__Prompt__
In your copy of the data, include no pictures and alter nothing else.

======

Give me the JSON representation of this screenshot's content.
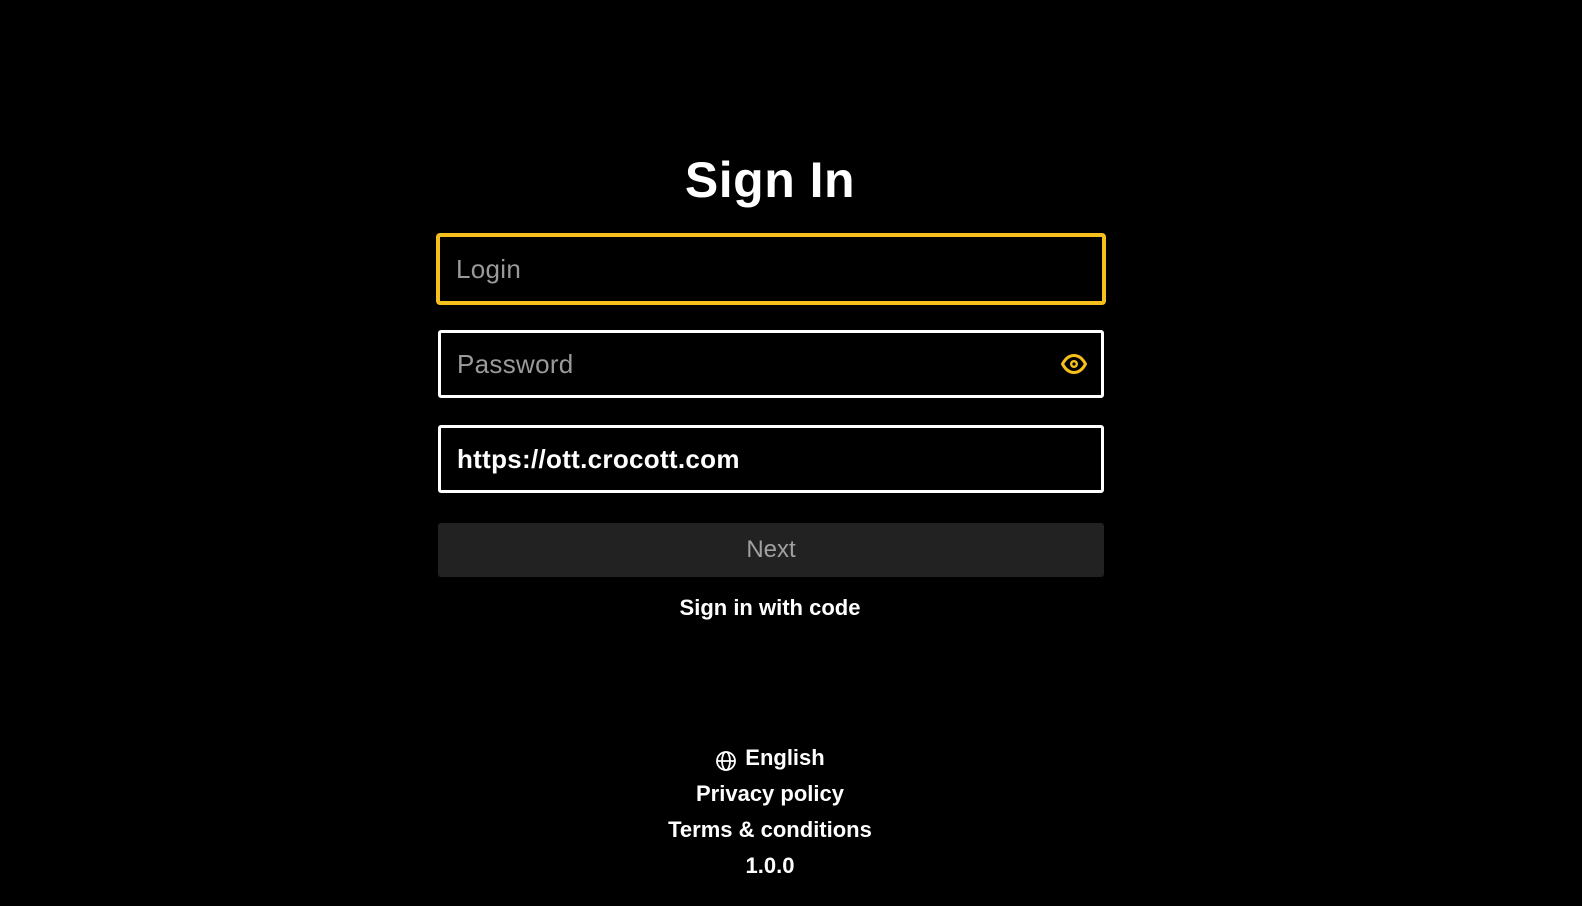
{
  "page": {
    "title": "Sign In"
  },
  "form": {
    "login": {
      "placeholder": "Login",
      "value": ""
    },
    "password": {
      "placeholder": "Password",
      "value": "",
      "toggle_icon": "eye-icon"
    },
    "server": {
      "placeholder": "",
      "value": "https://ott.crocott.com"
    },
    "next_label": "Next",
    "code_link": "Sign in with code"
  },
  "footer": {
    "language_icon": "globe-icon",
    "language": "English",
    "privacy": "Privacy policy",
    "terms": "Terms & conditions",
    "version": "1.0.0"
  },
  "colors": {
    "background": "#000000",
    "accent": "#f5bf1e",
    "button_bg": "#222222",
    "button_text": "#a0a0a0"
  }
}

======

__Task response__
Give me the JSON representation of this screenshot's content.
{
  "page": {
    "title": "Sign In"
  },
  "form": {
    "login": {
      "placeholder": "Login",
      "value": ""
    },
    "password": {
      "placeholder": "Password",
      "value": "",
      "toggle_icon": "eye-icon"
    },
    "server": {
      "placeholder": "",
      "value": "https://ott.crocott.com"
    },
    "next_label": "Next",
    "code_link": "Sign in with code"
  },
  "footer": {
    "language_icon": "globe-icon",
    "language": "English",
    "privacy": "Privacy policy",
    "terms": "Terms & conditions",
    "version": "1.0.0"
  },
  "colors": {
    "background": "#000000",
    "accent": "#f5bf1e",
    "button_bg": "#222222",
    "button_text": "#a0a0a0"
  }
}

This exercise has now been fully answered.